Rarely, if ever, has one abstract presented at the ASCO Annual Meeting warranted its own session—but that happened with a small but mighty study from Memorial Sloan Kettering. In a study of patients with locally advanced mismatch repair–deficient (dMMR) rectal cancer, 6 months of treatment with the anti–PD-1 agent dostarlimab-gxly alone led to clinical complete responses in 100% of the study’s first 14 patients. So far, dostarlimab has spared every one of these patients of the need for chemotherapy, radiation, or surgery.
The compelling results were presented at the 2022 ASCO Annual Meeting by Andrea Cercek, MD, Head of the Colorectal Cancer Section and Co-Director of the Center for Young-Onset Colorectal and Gastrointestinal Cancers at Memorial Sloan Kettering Cancer Center (Abstract LBA5). The study was also simultaneously published in The New England Journal of Medicine.
Dr. Cercek conveyed the excitement her team felt as the first patients improved beyond expectations. “We were obviously beyond thrilled,” she said. “We’ve now treated a total of 14 patients, and all—100%—have had a clinical complete response to dostarlimab alone…. No patients have required chemotherapy, radiation, or surgery. There were no grade 3 or 4 events. There have been no disease recurrences observed … though longer follow-up is certainly required to establish the durability of this treatment.”
Median follow-up is currently only 6.8 months, but four patients have been followed for nearly 2 years, and only four have received less than 6 months of the required treatment.
Andrea Cercek, MD
Kimmie Ng, MD, MPH
“I think everyone in this room will agree that the results are clinically meaningful. The 100% clinical complete response rate is unprecedented in rectal cancer, and the potential to decrease morbidity by eliminating pelvic radiation and surgery for our patients is huge,” said invited discussant Kimmie Ng, MD, MPH, Associate Professor of Medicine at Harvard Medical School and Co-Director of the Colon and Rectal Cancer Center at Dana-Farber Cancer Institute.
More About the Study
The single-arm phase II study will ultimately enroll 30 patients with clinical stage II and III dMMR rectal cancer. All but one patient has node-positive disease, and about half have Lynch syndrome. Of the 18 patients enrolled to date, most (78%) have T3 or T4 rectal tumors. The median age was 54 years, but age has ranged from 26 to 78. All patients had dMMR and BRAF V600E wild-type tumors; the mean tumor mutational burden was 67.
“I’d like to highlight that the majority of these patients had big bulky tumors, and 94% were node-positive. The standard of care for these patients would have very likely required all three modalities of chemotherapy, radiation, and surgery,” Dr. Cercek said.

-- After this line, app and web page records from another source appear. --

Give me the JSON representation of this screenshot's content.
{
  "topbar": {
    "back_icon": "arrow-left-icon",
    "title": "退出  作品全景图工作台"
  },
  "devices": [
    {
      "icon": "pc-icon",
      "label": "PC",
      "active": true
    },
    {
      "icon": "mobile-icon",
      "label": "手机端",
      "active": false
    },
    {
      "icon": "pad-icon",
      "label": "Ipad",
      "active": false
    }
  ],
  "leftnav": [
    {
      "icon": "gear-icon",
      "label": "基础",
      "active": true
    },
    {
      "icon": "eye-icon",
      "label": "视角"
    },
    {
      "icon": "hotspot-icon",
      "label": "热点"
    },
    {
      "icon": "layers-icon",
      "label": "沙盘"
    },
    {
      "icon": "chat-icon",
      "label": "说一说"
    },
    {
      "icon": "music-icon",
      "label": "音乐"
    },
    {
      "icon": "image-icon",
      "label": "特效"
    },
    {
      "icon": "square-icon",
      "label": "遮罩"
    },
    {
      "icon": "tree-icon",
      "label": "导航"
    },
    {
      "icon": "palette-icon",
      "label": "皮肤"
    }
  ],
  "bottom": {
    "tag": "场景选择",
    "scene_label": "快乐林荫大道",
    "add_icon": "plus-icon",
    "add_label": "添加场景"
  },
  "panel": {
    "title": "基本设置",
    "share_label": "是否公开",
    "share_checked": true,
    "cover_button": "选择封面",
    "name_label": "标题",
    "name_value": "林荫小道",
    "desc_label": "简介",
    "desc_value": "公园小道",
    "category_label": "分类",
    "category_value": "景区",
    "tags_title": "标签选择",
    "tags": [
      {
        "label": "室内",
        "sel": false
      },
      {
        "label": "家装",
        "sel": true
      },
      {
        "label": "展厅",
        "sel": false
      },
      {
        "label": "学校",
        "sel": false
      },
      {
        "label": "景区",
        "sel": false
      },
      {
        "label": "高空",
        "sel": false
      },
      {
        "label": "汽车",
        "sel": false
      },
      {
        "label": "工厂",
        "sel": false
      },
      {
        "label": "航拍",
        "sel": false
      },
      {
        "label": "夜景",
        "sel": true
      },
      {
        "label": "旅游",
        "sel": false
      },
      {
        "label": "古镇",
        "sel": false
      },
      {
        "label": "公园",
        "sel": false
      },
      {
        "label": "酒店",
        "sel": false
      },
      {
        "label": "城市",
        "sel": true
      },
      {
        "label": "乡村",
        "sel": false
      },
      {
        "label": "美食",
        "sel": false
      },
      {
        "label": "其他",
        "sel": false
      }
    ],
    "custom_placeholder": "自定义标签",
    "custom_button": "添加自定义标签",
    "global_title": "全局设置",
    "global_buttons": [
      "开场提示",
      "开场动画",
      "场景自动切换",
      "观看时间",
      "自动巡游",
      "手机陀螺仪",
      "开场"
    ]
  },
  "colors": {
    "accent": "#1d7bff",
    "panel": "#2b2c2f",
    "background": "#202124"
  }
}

Patients received dostarlimab at 500 mg intravenously every 3 weeks for 6 months and then underwent radiologic and endoscopic evaluation. Patients with clinical complete responses were then followed up nonoperatively every 4 months; those with residual disease underwent chemoradiotherapy, after which clinical complete responders were followed nonoperatively and those with persistent residual disease underwent surgery.
The primary objectives were overall response rate to PD-1 blockade with or without chemoradiation and pathologic complete response or clinical complete response rate at 12 months after PD-1 blockade with or without chemoradiation.
Overall response was determined by rectal magnetic resonance imaging (MRI) and endoscopic exam; tumors were graded as stable disease, having partial response, having near complete response, or having complete response. Clinical complete response was indicated by an endoscopic visual exam showing disappearance of the primary tumor along with a normal digital rectal exam; the formal criteria for rectal MRI response also had to be met.
Approximately 5% to 10% of rectal cancers are dMMR, and these tumors are relatively resistant to chemotherapy. Checkpoint blockade is highly effective in dMMR cancers, producing responses in about 10% of recipients, Dr. Cercek noted.
“In dMMR rectal cancer, PD-1 blockade may be able to either replace chemotherapy, replace chemotherapy and radiation therapy, or replace chemotherapy, radiation, and surgery,” she said. The results of the study suggest that the third possibility could become a reality.
Dr. Ng cautioned that the study is small, and more testing is needed before the findings can be widely acted upon.
Disclosure: For full disclosures of the study authors, visit coi.asco.org.The content in this post has not been reviewed by the American Society of Clinical Oncology, Inc. (ASCO®) and does not necessarily reflect the ideas and opinions of ASCO®.